That's why conveyors are widely used. They move materials efficiently and safely. Conveyors are one of the earliest forms of automation. In fact, they've been around so long that we don't really look at them as a form of automation but as basic machinery for getting the job done.
Like other things we work with, conveyors are safe when used correctly. They're not a means of human transportation or a plaything. They come in many shapes and sizes, and each is designed to do a specific job, so it's not easy to sum up conveyor safety in a few sentences. But needless to say, you have to use the right conveyor for the job.
Certain safety precautions must be taken even though you don't work directly with conveyors. For instance, don't crawl over or under them. This is pretty elementary safety advice, but there are still many people who have tried it and get injured in the process.
Never ride a conveyor. We all find it's difficult enough going through life and avoiding injury without trying some foolhardy stunt.
So unless your job requires it, stay away from conveyors. Don't attempt to operate a conveyor unless you've been checked out on the procedures and are authorized to run it. Persons working on or about a conveyor should know the location and operation of stopping devices. If they don't, they should consult their supervisor.
Don't attempt to clean any belts or parts while the conveyor is running. If it's necessary to clean belts or drums while the equipment is in motion, proper barrier guards should be provided at pinch points.
Most companies that manufacture conveyors try to make them safe. If the
equipment isn't safe, modifications have to be made. Pinch points and
moving parts must be guarded. If a conveyor runs overhead, precautions
must be taken to prevent injuries from materials which might fall from
above. If a conveyor runs at head height or is the type that carries material
hung from hooks, measures should be taken to prevent persons from being
struck, and employees in the area should remain alert to possible danger.
When you place materials on a conveyor or take them off, pinch points are created because of the movement of the machinery. So watch your hands and stay alert. When putting materials on a conveyor, place them so that they will ride safely.
The fact that conveyors run steadily and smoothly may lull you into a false sense of security when you're around them. Don't fall into this trap. Conveyors can be dangerous. Loose clothing and jewelry particularly ringsare dangerous to wear on the job. Combine them with the presence of a conveyor and the hazard potential increases quickly.
Regardless of whether you're working with conveyors or any other type
of machinery, you're expected to observe basic safety rules. In addition,
your help is needed in reporting unsafe conditions or malfunctions to
your supervisor. These steps will go a long way toward eliminating hazards

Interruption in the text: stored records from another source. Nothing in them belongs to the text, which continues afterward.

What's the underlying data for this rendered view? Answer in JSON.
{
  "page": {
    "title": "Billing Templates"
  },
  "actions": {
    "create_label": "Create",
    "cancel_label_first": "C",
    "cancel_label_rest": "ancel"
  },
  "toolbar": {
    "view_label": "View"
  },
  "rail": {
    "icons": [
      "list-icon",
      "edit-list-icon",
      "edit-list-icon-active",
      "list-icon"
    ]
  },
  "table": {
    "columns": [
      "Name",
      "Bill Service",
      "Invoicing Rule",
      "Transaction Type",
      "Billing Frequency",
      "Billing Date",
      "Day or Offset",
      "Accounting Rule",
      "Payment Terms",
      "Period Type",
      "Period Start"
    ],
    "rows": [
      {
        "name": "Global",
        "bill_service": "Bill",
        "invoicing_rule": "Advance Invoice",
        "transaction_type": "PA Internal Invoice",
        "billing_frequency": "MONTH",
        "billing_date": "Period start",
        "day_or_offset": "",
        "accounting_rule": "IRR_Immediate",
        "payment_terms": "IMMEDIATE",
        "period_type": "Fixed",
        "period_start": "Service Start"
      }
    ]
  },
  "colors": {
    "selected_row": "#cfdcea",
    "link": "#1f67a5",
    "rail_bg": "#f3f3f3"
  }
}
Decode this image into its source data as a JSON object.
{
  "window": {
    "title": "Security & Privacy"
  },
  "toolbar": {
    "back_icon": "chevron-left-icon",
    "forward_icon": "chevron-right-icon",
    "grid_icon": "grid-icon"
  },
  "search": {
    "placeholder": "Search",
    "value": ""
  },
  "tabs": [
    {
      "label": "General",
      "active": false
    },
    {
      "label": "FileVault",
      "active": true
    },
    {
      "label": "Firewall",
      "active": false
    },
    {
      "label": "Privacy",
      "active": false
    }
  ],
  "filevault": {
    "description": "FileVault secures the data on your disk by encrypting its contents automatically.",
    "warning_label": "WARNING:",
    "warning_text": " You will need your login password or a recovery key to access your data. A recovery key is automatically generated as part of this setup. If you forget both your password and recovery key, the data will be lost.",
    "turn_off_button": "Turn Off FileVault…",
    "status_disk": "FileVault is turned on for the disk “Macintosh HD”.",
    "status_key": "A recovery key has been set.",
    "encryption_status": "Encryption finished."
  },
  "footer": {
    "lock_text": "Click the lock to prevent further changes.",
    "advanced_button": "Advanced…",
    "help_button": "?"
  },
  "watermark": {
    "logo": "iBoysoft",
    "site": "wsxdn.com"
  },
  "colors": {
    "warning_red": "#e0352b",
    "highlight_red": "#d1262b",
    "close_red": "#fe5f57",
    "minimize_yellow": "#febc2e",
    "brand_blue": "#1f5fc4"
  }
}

and protecting your ability to earn a living.
To request consultation education and training services, call: 517-284-7720.
Michigan Department of Licensing and Regulatory Affairs
MIOSHA-CET-14 (Rev. 1/04)